HowTo – Posting To Your WordPress Blog By EMail

Filed under: Wordpress Tips

wordpress-logoWordPress has a great built in editor and dashboard but sometimes you will be away from your computer for a long period of time and really need to get a post out.

Well lucky for us WordPress has a built in mail function that will let you grab email from your email server and then convert it into a post. Unfortunately there are a few drawbacks from using this method and there are some additional steps that you must take to automate the process.

The first consideration is spam

Everyone gets spam .. we get it on public accounts like Hotmail and Gmail and we get it on private accounts that we setup on our own servers even when we do not announce the email address to the world.

Because of this it is important that you use a email account user name that is not easily guessed… similar to your passwords the email user name should be random characters. WordPress will even suggest an appropriate email user name when you are setting up the email feature.

For instance … browse to your WordPress Writing Options and in the Email Publishing settings you will see a paragraph above the settings boxes that suggests a few random strings for the user name … Here are three random strings you could use: lwJVKWRZ, EsaHVWNZ, WEdYcKUt

This is basically security through obscurity but it is a decent way to get started.

To use such an email address you want to place the account on your own domain. You can also setup a number of email filters to reject email from anyone that is not suppose to be posting to your wordpress account.

If you do not take all these steps you risk having your WordPress site publish all of the spam you get and this can be an annoyance that will probably make you stop using the feature.

Configuring Your WordPress Writing Settings

Once you have your email address and account setup ready you can fill in the rest of the information that WordPress needs to access your Email Account.

Like configuring any email reader you will need your

Server Address and Port Number
User Name
Password

Category
And you can also setup which category on your site that your Email Posts should be added to.

Testing Your Email To Post Settings

Once you have completed the basic setup you can test if your configuration works by sending a test email to your email account.

After you have sent the Email you will need to open a special WordPress page on your site to activate the process of checking for mail and converting to posts.

Browse to : www.yoursite.com/wordpresslocation/wp-mail.php

You should then see a dialog of how the process completed.

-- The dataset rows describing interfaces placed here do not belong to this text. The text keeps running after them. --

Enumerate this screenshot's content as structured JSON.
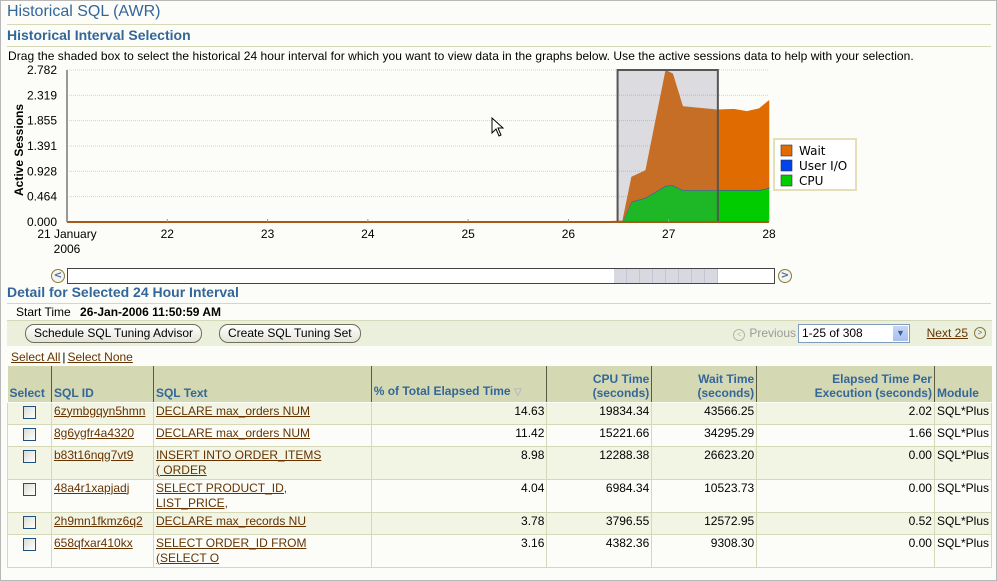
{
  "page": {
    "title": "Historical SQL (AWR)",
    "interval_section_title": "Historical Interval Selection",
    "instructions": "Drag the shaded box to select the historical 24 hour interval for which you want to view data in the graphs below. Use the active sessions data to help with your selection.",
    "detail_section_title": "Detail for Selected 24 Hour Interval",
    "start_time_label": "Start Time",
    "start_time_value": "26-Jan-2006 11:50:59 AM"
  },
  "chart_data": {
    "type": "area",
    "stacked": true,
    "title": "",
    "xlabel": "",
    "ylabel": "Active Sessions",
    "ylim": [
      0,
      2.782
    ],
    "yticks": [
      "0.000",
      "0.464",
      "0.928",
      "1.391",
      "1.855",
      "2.319",
      "2.782"
    ],
    "xlim": [
      21,
      28
    ],
    "xticks": [
      {
        "value": 21,
        "label": "21 January",
        "sublabel": "2006"
      },
      {
        "value": 22,
        "label": "22"
      },
      {
        "value": 23,
        "label": "23"
      },
      {
        "value": 24,
        "label": "24"
      },
      {
        "value": 25,
        "label": "25"
      },
      {
        "value": 26,
        "label": "26"
      },
      {
        "value": 27,
        "label": "27"
      },
      {
        "value": 28,
        "label": "28"
      }
    ],
    "grid": true,
    "legend": "right",
    "x": [
      21,
      26.3,
      26.54,
      26.63,
      26.77,
      26.97,
      27.04,
      27.14,
      27.48,
      27.65,
      27.78,
      27.9,
      28
    ],
    "series": [
      {
        "name": "CPU",
        "color": "#00cc00",
        "values": [
          0,
          0,
          0,
          0.37,
          0.44,
          0.66,
          0.67,
          0.58,
          0.58,
          0.58,
          0.58,
          0.58,
          0.62
        ]
      },
      {
        "name": "User I/O",
        "color": "#0044ee",
        "values": [
          0,
          0,
          0,
          0.005,
          0.005,
          0.005,
          0.005,
          0.005,
          0.005,
          0.005,
          0.005,
          0.005,
          0.005
        ]
      },
      {
        "name": "Wait",
        "color": "#e06b00",
        "values": [
          0.005,
          0.01,
          0.02,
          0.45,
          0.5,
          2.11,
          2.04,
          1.53,
          1.47,
          1.48,
          1.44,
          1.49,
          1.6
        ]
      }
    ],
    "selection": {
      "start": 26.49,
      "end": 27.49
    }
  },
  "scrollbar": {
    "prev_icon": "scroll-left-icon",
    "next_icon": "scroll-right-icon",
    "window_start_fraction": 0.773,
    "window_end_fraction": 0.92
  },
  "toolbar": {
    "schedule_label": "Schedule SQL Tuning Advisor",
    "create_set_label": "Create SQL Tuning Set"
  },
  "pager": {
    "previous_label": "Previous",
    "range_selected": "1-25 of 308",
    "next_label": "Next 25"
  },
  "select_links": {
    "select_all": "Select All",
    "separator": "|",
    "select_none": "Select None"
  },
  "table": {
    "columns": [
      {
        "label": "Select"
      },
      {
        "label": "SQL ID"
      },
      {
        "label": "SQL Text"
      },
      {
        "label": "% of Total Elapsed Time",
        "sorted": "desc"
      },
      {
        "label": "CPU Time",
        "label2": "(seconds)"
      },
      {
        "label": "Wait Time",
        "label2": "(seconds)"
      },
      {
        "label": "Elapsed Time Per",
        "label2": "Execution (seconds)"
      },
      {
        "label": "Module"
      }
    ],
    "rows": [
      {
        "sql_id": "6zymbgqyn5hmn",
        "sql_text": [
          "DECLARE max_orders NUM"
        ],
        "pct_elapsed": "14.63",
        "cpu": "19834.34",
        "wait": "43566.25",
        "per_exec": "2.02",
        "module": "SQL*Plus"
      },
      {
        "sql_id": "8g6ygfr4a4320",
        "sql_text": [
          "DECLARE max_orders NUM"
        ],
        "pct_elapsed": "11.42",
        "cpu": "15221.66",
        "wait": "34295.29",
        "per_exec": "1.66",
        "module": "SQL*Plus"
      },
      {
        "sql_id": "b83t16nqg7vt9",
        "sql_text": [
          "INSERT INTO ORDER_ITEMS",
          "( ORDER"
        ],
        "pct_elapsed": "8.98",
        "cpu": "12288.38",
        "wait": "26623.20",
        "per_exec": "0.00",
        "module": "SQL*Plus"
      },
      {
        "sql_id": "48a4r1xapjadj",
        "sql_text": [
          "SELECT PRODUCT_ID,",
          "LIST_PRICE,"
        ],
        "pct_elapsed": "4.04",
        "cpu": "6984.34",
        "wait": "10523.73",
        "per_exec": "0.00",
        "module": "SQL*Plus"
      },
      {
        "sql_id": "2h9mn1fkmz6q2",
        "sql_text": [
          "DECLARE max_records NU"
        ],
        "pct_elapsed": "3.78",
        "cpu": "3796.55",
        "wait": "12572.95",
        "per_exec": "0.52",
        "module": "SQL*Plus"
      },
      {
        "sql_id": "658qfxar410kx",
        "sql_text": [
          "SELECT ORDER_ID FROM",
          "(SELECT O"
        ],
        "pct_elapsed": "3.16",
        "cpu": "4382.36",
        "wait": "9308.30",
        "per_exec": "0.00",
        "module": "SQL*Plus"
      }
    ]
  }
}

If there are errors shown then make corrections to your settings and try again until the process is working and you get posts publishing on your site.

You will need to do this every time you send an email but there are ways to automate this process.

Automating the WordPress Email Publishing Process

Now that you know your settings are working you can automate the process of checking for email by setting up a cron job.

If you have access to your server then you can simply setup CURL or WGET to read the wp-mail.php file every 15 minutes or an hour.

If you are on a shared hosting account then you can setup a cron job within cPanel or through another interface that your administrator provides.

If for some reason you do not have access to setting up cron jobs then you can install a plugin for wordpress that can process the cron tasks. wp-cron is one such plugin.

Another method is to setup a hidden IFRAME on your front page that will read in the wp-mail.php file every time one of your visitors hits your homepage.¬† I do not like this idea because it exposes the fact that your site is using wordpress email publishing features…

A better way would even be to simply place a PHP curl event at the very  bottom of your pages and read it into a var and maybe update a database setting with the last time it was run sucessfuly.

That is beyond the scope of this howto but not hard to do.

Unfortunately putting a curl or iframe request on each of your pages or in a home.php theme template could have your administrator screaming their head off if your site gets any volume of traffic.

It is much better to use a Cron Job that is timed to at least 1 hour.

Final Note

This is not the most difficult thing to setup but remember that you will be limited to plain text in your emails when generating posts…. or at least you are at the time of this writing..

For this reason you may not get all the value of publishing from within the WordPress editor but it will still keep you connected to your readers when you are away.

Make sure you setup good email filters on your email account to reduce the possibility of spam getting posted.